Friday, September 30, 2011
TIFF 2011: Sebastian Brahm's ROMAN'S CIRCUIT (EL CIRCUITO DE ROMAN)
Movies have given me many sensations over the years. Linklater's A Scanner Darkly and Lyne's Jacob's Ladder, for instance, both got me what I can only call high; Jodorowsky's Holy Mountain made me feel I was being metaprogrammed a la Robert Anton Wilson... there are others, you get the idea.
Sebastian Brahm's first feature, Roman's Circuit, though, is the first one that made me feel like a guinea pig.
To quote Inigo Montoya, let me esplain. No, there is too much. Let me sum up.
Roman's Circuit concerns an odd and upsetting stage in the career of Roberto Roman, a neuroscientist of some renown. As a young man, he shipped a groundbreaking theory of memory migration -- the process by which memories mutate over time from a straight-up record of an event or period into a conscious narrative, which he says happens when different "circuits" of the brain take up these memories over time -- under the guidance of a mentor for whom, years later and somewhat washed up, he returns to work with. Said mentor being his mother's boyfriend. And Roman's ex-girlfriend is dating a departmental rival. And the department is encountering opposition to its experimentation, which relies a lot on animals. And stuff.
But the plot isn't really the thing here, cut up into shards of revelation and startling image as it is.
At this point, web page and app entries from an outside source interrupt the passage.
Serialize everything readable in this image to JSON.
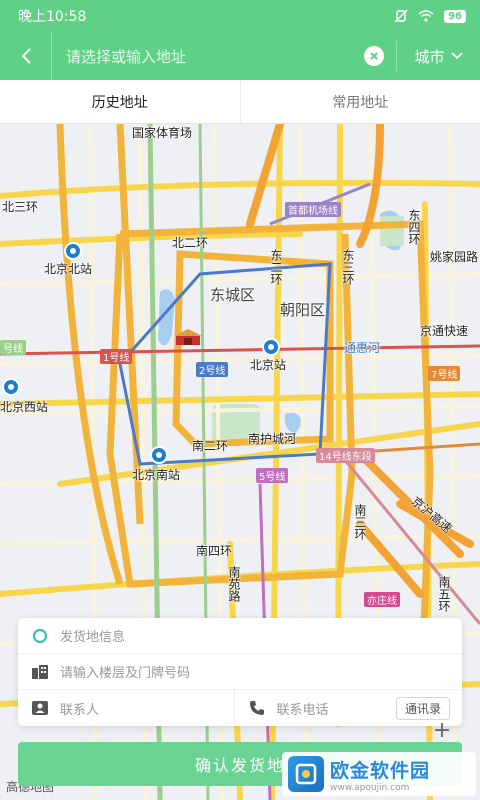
{
  "status_bar": {
    "time": "晚上10:58",
    "battery": "96"
  },
  "header": {
    "search_placeholder": "请选择或输入地址",
    "city_label": "城市"
  },
  "tabs": [
    {
      "label": "历史地址"
    },
    {
      "label": "常用地址"
    }
  ],
  "map": {
    "districts": [
      "东城区",
      "朝阳区"
    ],
    "roads": [
      "国家体育场",
      "北三环",
      "北二环",
      "东二环",
      "东三环",
      "东四环",
      "南二环",
      "南四环",
      "南三环",
      "南苑路",
      "南护城河",
      "通惠河",
      "京通快速",
      "姚家园路",
      "京沪高速",
      "南五环"
    ],
    "stations": [
      "北京北站",
      "北京站",
      "北京西站",
      "北京南站"
    ],
    "metro_lines": [
      "首都机场线",
      "1号线",
      "2号线",
      "5号线",
      "7号线",
      "14号线东段",
      "亦庄线",
      "号线"
    ],
    "brand": "高德地图"
  },
  "form": {
    "origin_placeholder": "发货地信息",
    "floor_placeholder": "请输入楼层及门牌号码",
    "contact_placeholder": "联系人",
    "phone_placeholder": "联系电话",
    "address_book_label": "通讯录"
  },
  "confirm_button": {
    "label": "确认发货地"
  },
  "watermark": {
    "main": "欧金软件园",
    "sub": "www.apoujin.com"
  }
}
Brahm has done something quite subtle and remarkable here. As the film opens, we are given pieces of story, exposed to ideas and images and dynamics; we are given the raw stuff, in fact, of a memory. And as the film continues, it and our own brains integrate more ideas, more layers, more elements that subtly but profoundly change our understanding of what's going on. Our memories change, and with them our reactions to certain repeated scenes and images -- the poster falling down as seen in the trailer above, for instance, is seen several times and has different overtones each time.
Think on all of that for a moment. Do you have memories that have maybe changed over time? My own experience here bears out what I'm saying quite vividly. For instance, my ten-year class reunion was a revelation: lots of people I thought I'd known very well (ours was a small school in a small town and 90% of my graduating class had been in pre-school with me), remembered a whole lot of things a whole lot differently from how I recalled them, were sometimes completely backwards about things. Or was I?
It thus occurred to me, about 2/3 of the way during the film, that given that animal research is becoming more and more problematic, scientists are perhaps someday going to have to develop new methods of experimentation. And mightn't one of them, for neuroscientists and psychologists at least, be narrative film?
I got the opportunity to ask this of Brahm, more generally in the Q&A (TIFF tickets are worth the expense just for the Q&A, they really, really are) and in person after the screening. He smiled at the thought, kind of mysteriously, and seemed taken with the idea.
So I wonder what kind of data point I form...